Could you repeat the records below exactly, leaving the pictures out?

[Page and application data records]

--*--

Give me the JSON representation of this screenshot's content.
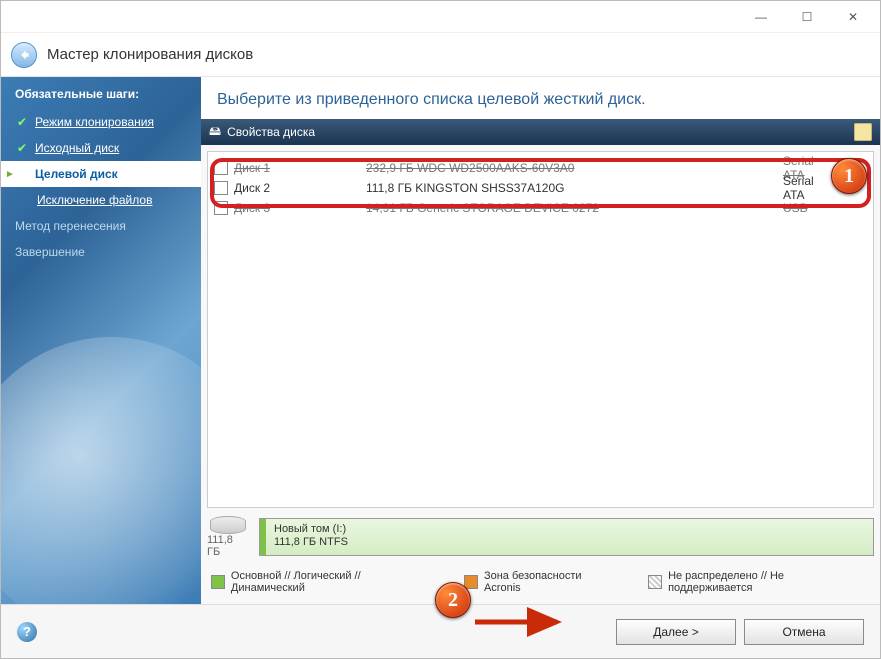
{
  "window": {
    "title": "Мастер клонирования дисков"
  },
  "sidebar": {
    "heading": "Обязательные шаги:",
    "steps": {
      "clone_mode": "Режим клонирования",
      "source_disk": "Исходный диск",
      "target_disk": "Целевой диск",
      "exclude_files": "Исключение файлов",
      "transfer_method": "Метод перенесения",
      "finish": "Завершение"
    }
  },
  "main": {
    "instruction": "Выберите из приведенного списка целевой жесткий диск.",
    "properties_label": "Свойства диска",
    "disks": [
      {
        "name": "Диск 1",
        "capacity": "232,9 ГБ  WDC WD2500AAKS-60V3A0",
        "interface": "Serial ATA",
        "struck": true
      },
      {
        "name": "Диск 2",
        "capacity": "111,8 ГБ  KINGSTON SHSS37A120G",
        "interface": "Serial ATA",
        "struck": false
      },
      {
        "name": "Диск 3",
        "capacity": "14,91 ГБ  Generic STORAGE DEVICE 0272",
        "interface": "USB",
        "struck": true
      }
    ],
    "partition": {
      "total": "111,8 ГБ",
      "volume_label": "Новый том (I:)",
      "volume_desc": "111,8 ГБ  NTFS"
    },
    "legend": {
      "primary": "Основной // Логический // Динамический",
      "acronis": "Зона безопасности Acronis",
      "unalloc": "Не распределено // Не поддерживается"
    }
  },
  "footer": {
    "next": "Далее >",
    "cancel": "Отмена"
  },
  "callouts": {
    "one": "1",
    "two": "2"
  }
}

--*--

[SOLUTION]
Give me the JSON representation of this screenshot's content.
{
  "window": {
    "title": "Мастер клонирования дисков"
  },
  "sidebar": {
    "heading": "Обязательные шаги:",
    "steps": {
      "clone_mode": "Режим клонирования",
      "source_disk": "Исходный диск",
      "target_disk": "Целевой диск",
      "exclude_files": "Исключение файлов",
      "transfer_method": "Метод перенесения",
      "finish": "Завершение"
    }
  },
  "main": {
    "instruction": "Выберите из приведенного списка целевой жесткий диск.",
    "properties_label": "Свойства диска",
    "disks": [
      {
        "name": "Диск 1",
        "capacity": "232,9 ГБ  WDC WD2500AAKS-60V3A0",
        "interface": "Serial ATA",
        "struck": true
      },
      {
        "name": "Диск 2",
        "capacity": "111,8 ГБ  KINGSTON SHSS37A120G",
        "interface": "Serial ATA",
        "struck": false
      },
      {
        "name": "Диск 3",
        "capacity": "14,91 ГБ  Generic STORAGE DEVICE 0272",
        "interface": "USB",
        "struck": true
      }
    ],
    "partition": {
      "total": "111,8 ГБ",
      "volume_label": "Новый том (I:)",
      "volume_desc": "111,8 ГБ  NTFS"
    },
    "legend": {
      "primary": "Основной // Логический // Динамический",
      "acronis": "Зона безопасности Acronis",
      "unalloc": "Не распределено // Не поддерживается"
    }
  },
  "footer": {
    "next": "Далее >",
    "cancel": "Отмена"
  },
  "callouts": {
    "one": "1",
    "two": "2"
  }
}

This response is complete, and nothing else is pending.